*Your instructions:*
Provide a verbatim copy of all the records below, leaving the images out.

(Stored data)
--

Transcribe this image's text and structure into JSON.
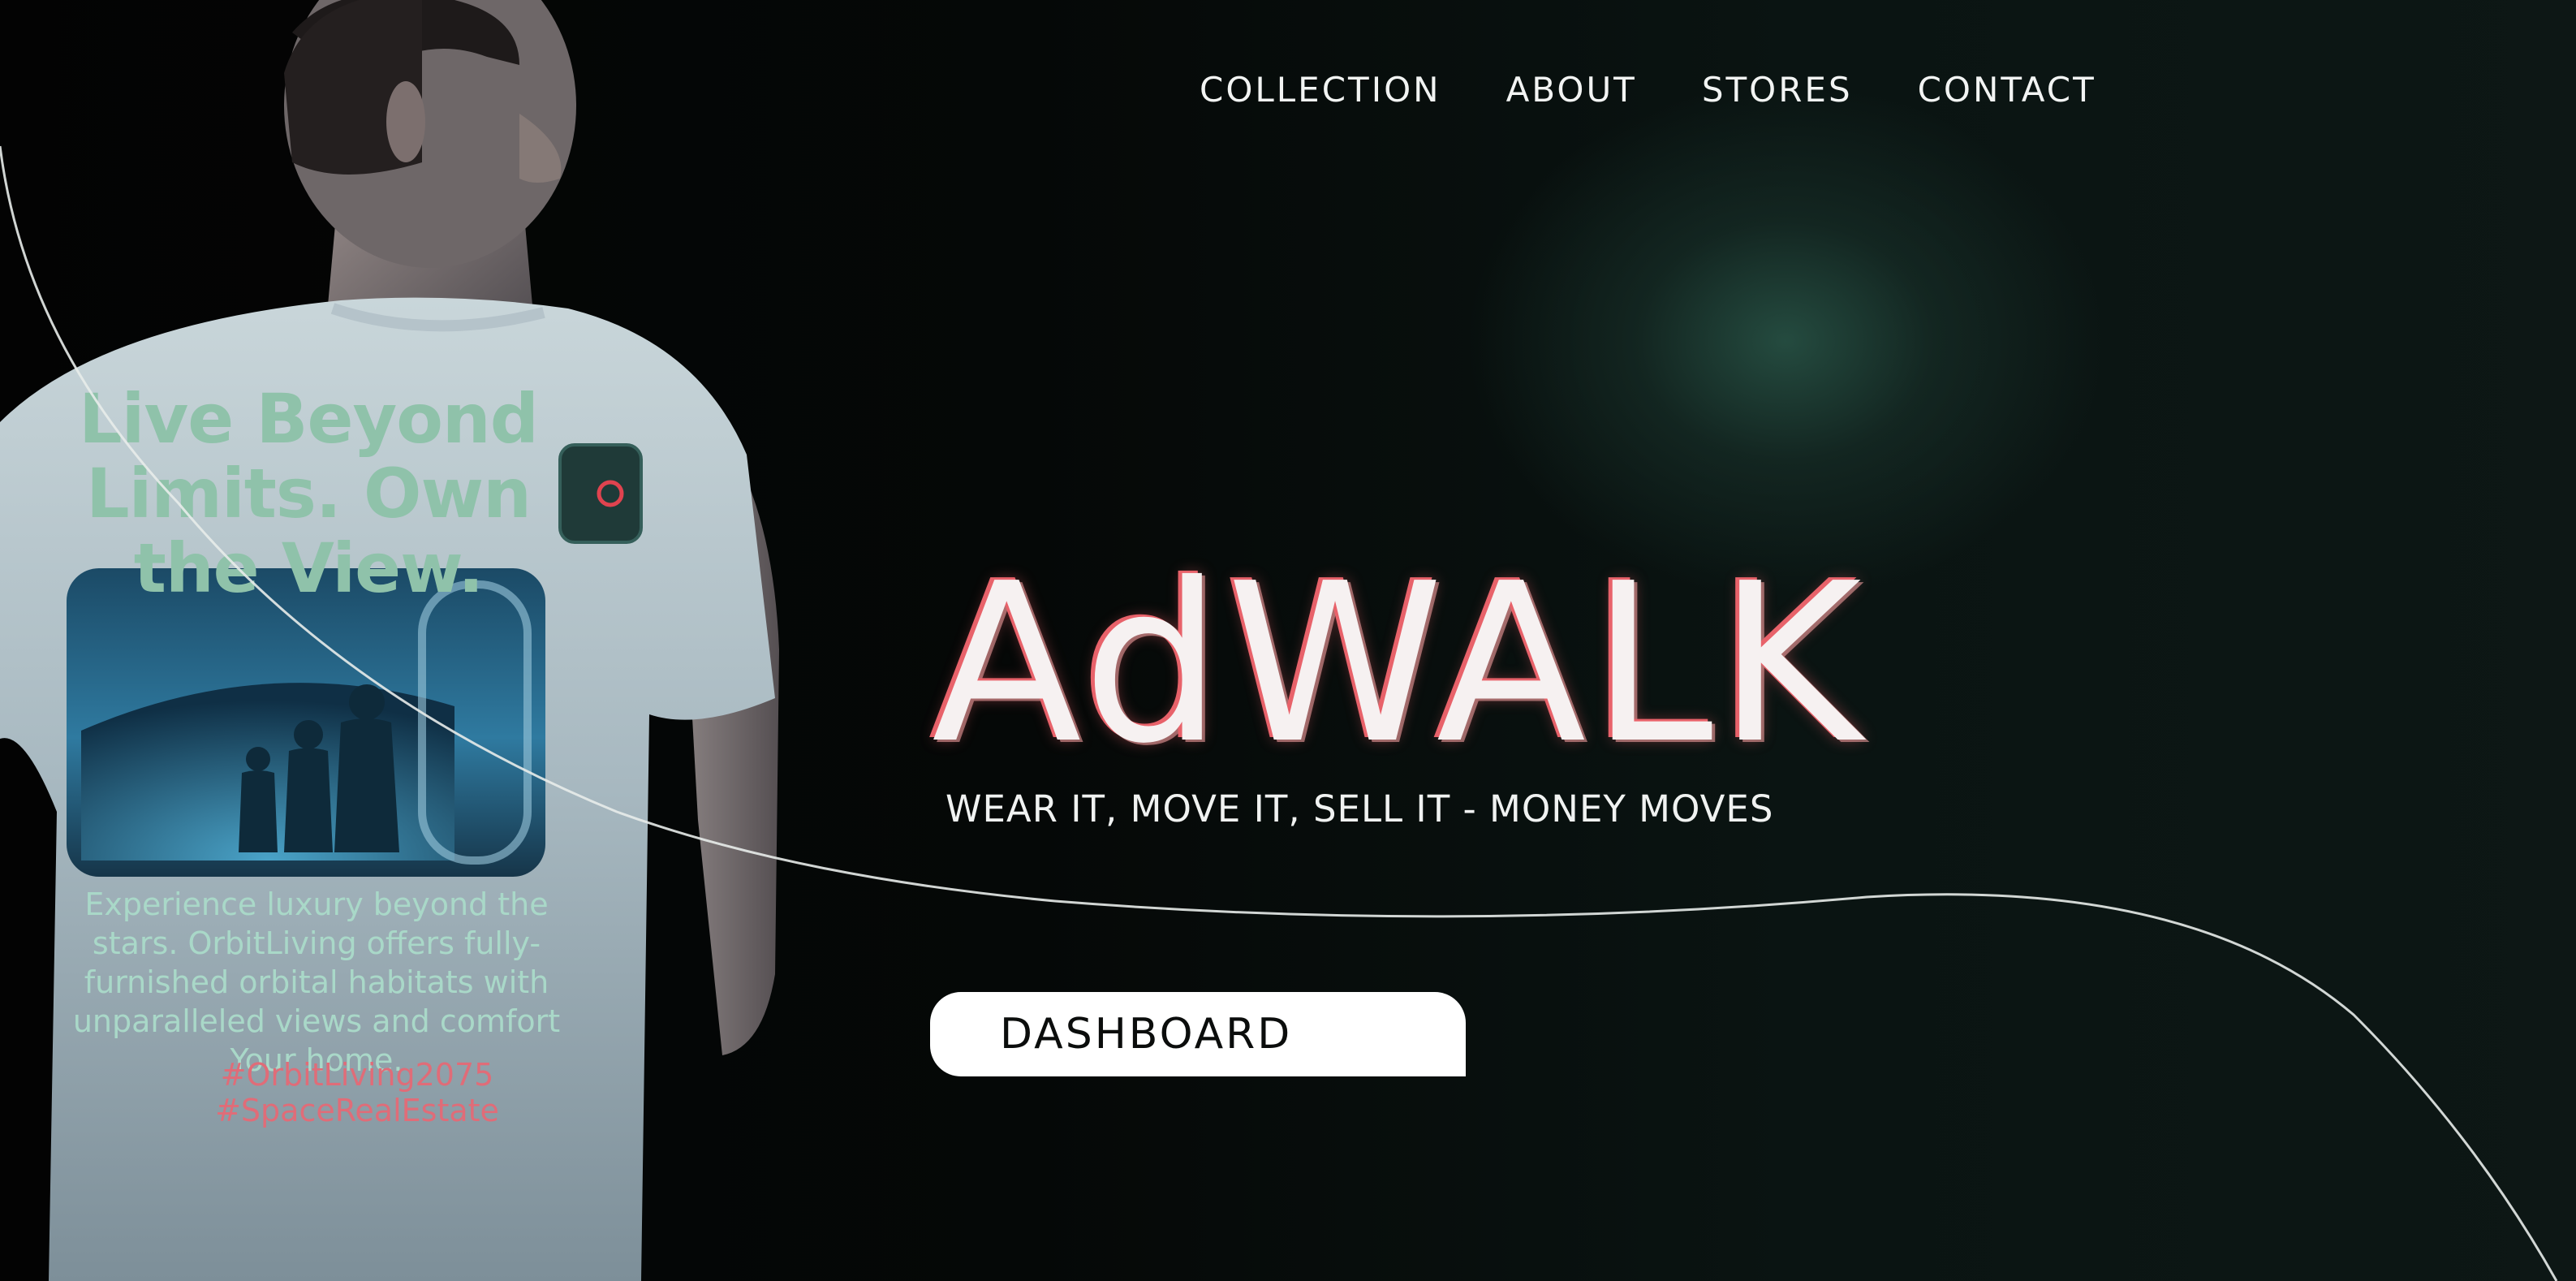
{
  "nav": {
    "items": [
      {
        "label": "COLLECTION"
      },
      {
        "label": "ABOUT"
      },
      {
        "label": "STORES"
      },
      {
        "label": "CONTACT"
      }
    ]
  },
  "hero": {
    "logo": "AdWALK",
    "tagline": "WEAR IT, MOVE IT, SELL IT - MONEY MOVES",
    "cta_label": "DASHBOARD"
  },
  "shirt": {
    "headline": "Live Beyond Limits. Own the View.",
    "body": "Experience luxury beyond the stars. OrbitLiving offers fully-furnished orbital habitats with unparalleled views and comfort  Your home.",
    "hashtags": [
      "#OrbitLiving2075",
      "#SpaceRealEstate"
    ]
  },
  "colors": {
    "background": "#050706",
    "accent_glow": "#264e42",
    "logo_outline": "#e8626a",
    "button_bg": "#ffffff",
    "shirt_text": "#8fc2aa",
    "hashtag": "#e06c78"
  }
}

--

*Solution below:*
Transcribe this image's text and structure into JSON.
{
  "nav": {
    "items": [
      {
        "label": "COLLECTION"
      },
      {
        "label": "ABOUT"
      },
      {
        "label": "STORES"
      },
      {
        "label": "CONTACT"
      }
    ]
  },
  "hero": {
    "logo": "AdWALK",
    "tagline": "WEAR IT, MOVE IT, SELL IT - MONEY MOVES",
    "cta_label": "DASHBOARD"
  },
  "shirt": {
    "headline": "Live Beyond Limits. Own the View.",
    "body": "Experience luxury beyond the stars. OrbitLiving offers fully-furnished orbital habitats with unparalleled views and comfort  Your home.",
    "hashtags": [
      "#OrbitLiving2075",
      "#SpaceRealEstate"
    ]
  },
  "colors": {
    "background": "#050706",
    "accent_glow": "#264e42",
    "logo_outline": "#e8626a",
    "button_bg": "#ffffff",
    "shirt_text": "#8fc2aa",
    "hashtag": "#e06c78"
  }
}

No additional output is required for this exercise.